The line was long, and it included the mayors of Buffalo, New York City and smaller local governments. There were opioid addiction prevention and treatment advocates in the halls seeking money, as were groups pressing for raises to relatively low-wage workers at nonprofit agencies that provide state services to people with a range of developmental disabilities and New York City residents pushing for a tax on people driving into parts of Manhattan in order to fund subway repairs.
On Tuesday, before legislators start a two-week vacation, some 800 students, professors and others will be hitting the Capitol to urge more money for the State University of New York.
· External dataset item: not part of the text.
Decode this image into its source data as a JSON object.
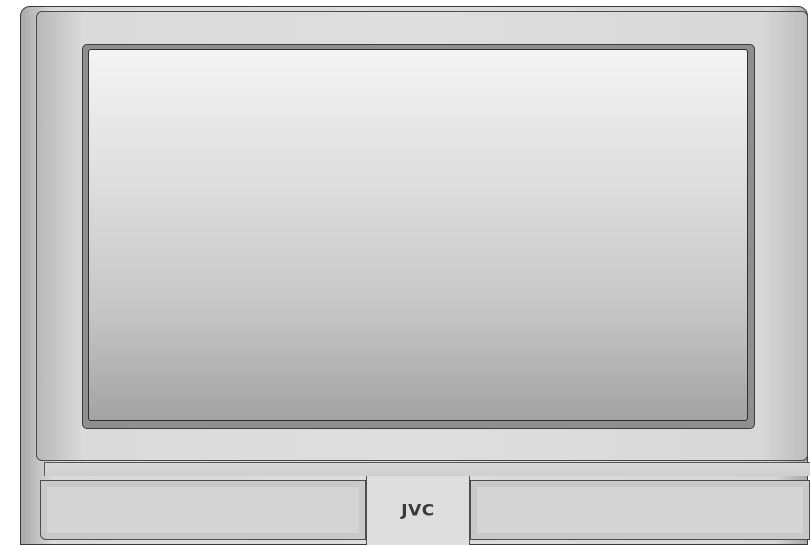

Also on Tuesday, Cuomo heads to Washington for a meeting he requested with President Trump. Cuomo said he will try to convince the president that the federal tax law’s cut in state and local tax deductions is having a disproportionate effect on New York’s economy because, the governor says, high-income earners are leaving the state to lower tax states.
In Albany on Monday, the fiscal asks ran the gamut.
Buffalo Mayor Byron Brown asked lawmakers to approve Cuomo’s plan to spend $50 million on various – and largely unannounced – projects on Buffalo's East Side. “There are some pretty specific ideas," Brown said in an interview, though he said it’s up to Cuomo to announce them at some point.
The Buffalo mayor, in Albany to testify with other local government officials on Cuomo’s budget, also asked lawmakers to nudge more money out of the state’s finances to be driven to Buffalo. He wants state funding of $5 million to help the city construct a new public works facility and for legislative backing for money to be spent in the city on lead pain abatement, infrastructure and energy efficiency projects and another round of money for transportation projects.
The mayor also wants the state to direct tax revenues from legalizing marijuana – as is being considered at the Capitol – to communities such as Buffalo that “have been disproportionately affected by the old drug laws." A number of lawmakers, noting disproportionate marijuana arrests of minorities in localities throughout the state, have wanted tax revenues from pot to be specifically earmarked for economic development, social services, housing and other programs in areas with high pot arrests of blacks and other minorities.
Brown is also asking for the state to decrease the percentage it gets in revenue-sharing from slot machine proceeds at the Seneca Nation’s casino in Buffalo – and shift the revenues instead to the city.
The city gets 6.25 percent of the revenues the Seneca Nation sends to the state each year under a provision in a casino exclusivity compact that was recently upheld by an arbitration panel following a couple of years of a nasty dispute. The funding formula drives about $7 million a year to the city’s treasury.
Brown wants the city’s share to increase over five years to 7.5 percent, resulting in $1.5 million to $2.5 million in added revenues for Buffalo during that period. “It is a modest amount. The money is generated in the locality and now that this will be the eighth year that we haven’t gotten an AIM increase. It’s warranted,’’ Brown said of the request.
AIM? That’s the state’s Aid and Incentives to Municipalities, a pot of unrestricted funding that goes to 1,300 localities across New York. Local officials have become accustomed to the funding stream being frozen year after year.
But this year, Cuomo has proposed major changes to who gets the money, a move that effectively cuts out 90 percent of cities, towns and villages in New York State. Cuomo marks down $60 million in budget savings from the idea.
But the plan brought local officials from across the state to the Capitol Monday in an effort to convince lawmakers to reject the idea.
In a rare retreat so soon after proposing a budget, Cuomo on Monday afternoon signaled the final budget deal will amend his AIM cut plan. He said in a news conference that he is going “to be taking a second look” at the AIM cut. He said the specific cuts are not all that big to individual communities but said local officials have told him “it is a big situation for them so we’re going to try to make that adjustment."
Their trip comes a week after Cuomo announced that the state was facing a sudden $2.3 billion revenue shortfall because of a drop in income tax receipts that started showing up in December.
“We believe this is a time where there should be a lot of concern," New York Mayor Bill de Blasio told lawmakers about the drop-off in tax revenues. He said fiscal officials are being “very cautious” about his own city government’s budget.
Cuomo appeared to take Monday’s flood of funding requests in stride.
“The numbers have to balance. In an ideal world, you don’t cut anywhere and everybody gets more money … but then the numbers have to actually add up," Cuomo said.
But Springville Mayor William Krebs, one of hundreds of local officials making the rounds here Monday, said Cuomo’s AIM plan would cut $35,000 in annual state aid, which represents 1 percent of his village’s local budget. “It’s a penalty on small villages," he said of the AIM plan. He said such a reduction would have to come via raising taxes rather than cutting what he called essential services for recreation, public safety and street maintenance programs.
“It just shows the lack of understanding the budget office in Albany has about local governments," Krebs said.